By Dr. Edwin Chun
How many times have you heard someone say they got a pinched nerve in their neck? If you are like me you have heard this said before many times and may have wondered what they were talking about. Well let's look at what the term pinched nerve means exactly. The correct term for pinched nerve in the neck is cervical radiculopathy.
Don't let the big words scare you, lets break them down into their Latin roots. Cervical means Neck. Radiculopathy means (Radix) = root (pathy) = pathological state or sickness. So you could break the word cervical radiculopathy down into meaning a pathological state or sickness of the neck having to do with the roots of the spinal nerves. Well that's a great descriptor of the condition. People who have cervical radiculopathies have pain in their spinal nerves that travel down their arm or into the upper back. They often describe the pain as a "shooting pain". Lets look at the most common causes of cervical radiculopathy.
- Cervical Herniated Disc: This is a condition where the inner contents of the spinal disc rupture out of the disc and impinge on the spinal nerve sending pain signals throughout the nerve. A lot of injuries that result from impact such as car accidents or contact sports can result in herniated disc. Herniated disc is the most common cause of a pinched nerve (cervical radiculopathy) in young people aged 20-30 years of age.
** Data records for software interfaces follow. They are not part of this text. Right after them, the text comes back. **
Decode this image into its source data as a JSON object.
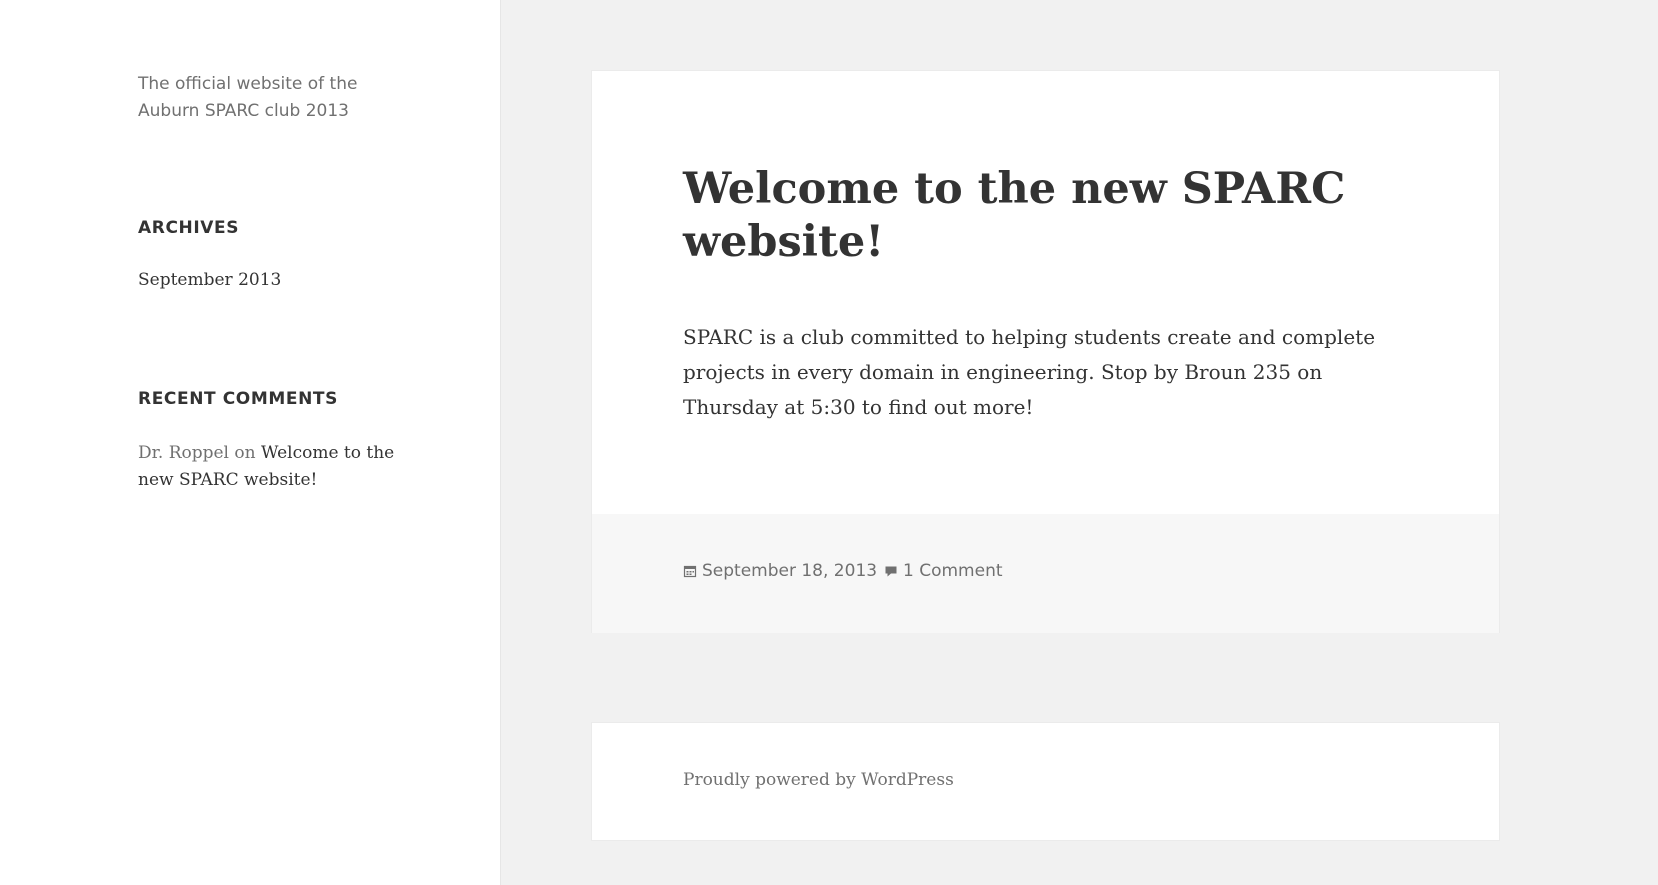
{
  "sidebar": {
    "site_description": "The official website of the Auburn SPARC club 2013",
    "archives": {
      "title": "Archives",
      "items": [
        {
          "label": "September 2013"
        }
      ]
    },
    "recent_comments": {
      "title": "Recent Comments",
      "items": [
        {
          "author": "Dr. Roppel",
          "connector": "on",
          "post": "Welcome to the new SPARC website!"
        }
      ]
    }
  },
  "post": {
    "title": "Welcome to the new SPARC website!",
    "body": "SPARC is a club committed to helping students create and complete projects in every domain in engineering. Stop by Broun 235 on Thursday at 5:30 to find out more!",
    "date": "September 18, 2013",
    "comments": "1 Comment",
    "date_icon": "calendar-icon",
    "comments_icon": "comment-bubble-icon"
  },
  "footer": {
    "powered_by": "Proudly powered by WordPress"
  },
  "colors": {
    "page_bg": "#f1f1f1",
    "card_bg": "#ffffff",
    "footer_meta_bg": "#f7f7f7",
    "text": "#333333",
    "muted_text": "#707070"
  }
}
- Cervical Spinal Stenosis: This is the most common cause of cervical radiculopathy in older patients over 65. Stenosis occurs as the natural degeneration or aging process in the spine results in decreased space for the spinal cord commonly due to arthritic bone growth.
- Cervical Degenerative Disc Disease: This is the most common cause of cervical radiculopathy in patients over 50. Sometimes when a person has degenerated spinal discs due to ageing, wear and tear, arthritis or long standing inflammation the decreased height of their discs can cause increased pressure on surrounding spinal nerves due to faulty biomechanics.
What are the symptoms of Cervical radiculopathy?
The symptoms are different depending on what spinal nerve is being affected. Patients usually report pain near and around the shoulder, sometimes the pain is dull but most often the pain is sharp, knife like shooting pain. There can be weakness and numbess associated with the pain and it can affect the entire arm down to the finger tips. It usually does affect activities of daily living involving grasping, overhead lifting, driving and turning of the head.
What are the treatments for Cervical radiculopathy?
There are many ways to treat cervical radiculopathy which normally start with nonsurgical approaches such as physical therapy and or chiropractic. In addition to treatment, it is also a good idea to try to modify a patient's activities so they do not increase the pain to the injury. Figuring out better biomechanics will help the injury to heal faster by not doing things that will aggravate the condition such as overhead lifting or turning the neck too much. More invasive treatments can include medical care in the form of medicines to reduce pain and or inflammation, as well as procedures such as injections into and around the spine where the problem is. If all else fails there is a possibility that surgery can help depending on the cause of the particular condition.
If you or a loved one is experiencing this problem contact our office to see if we can help.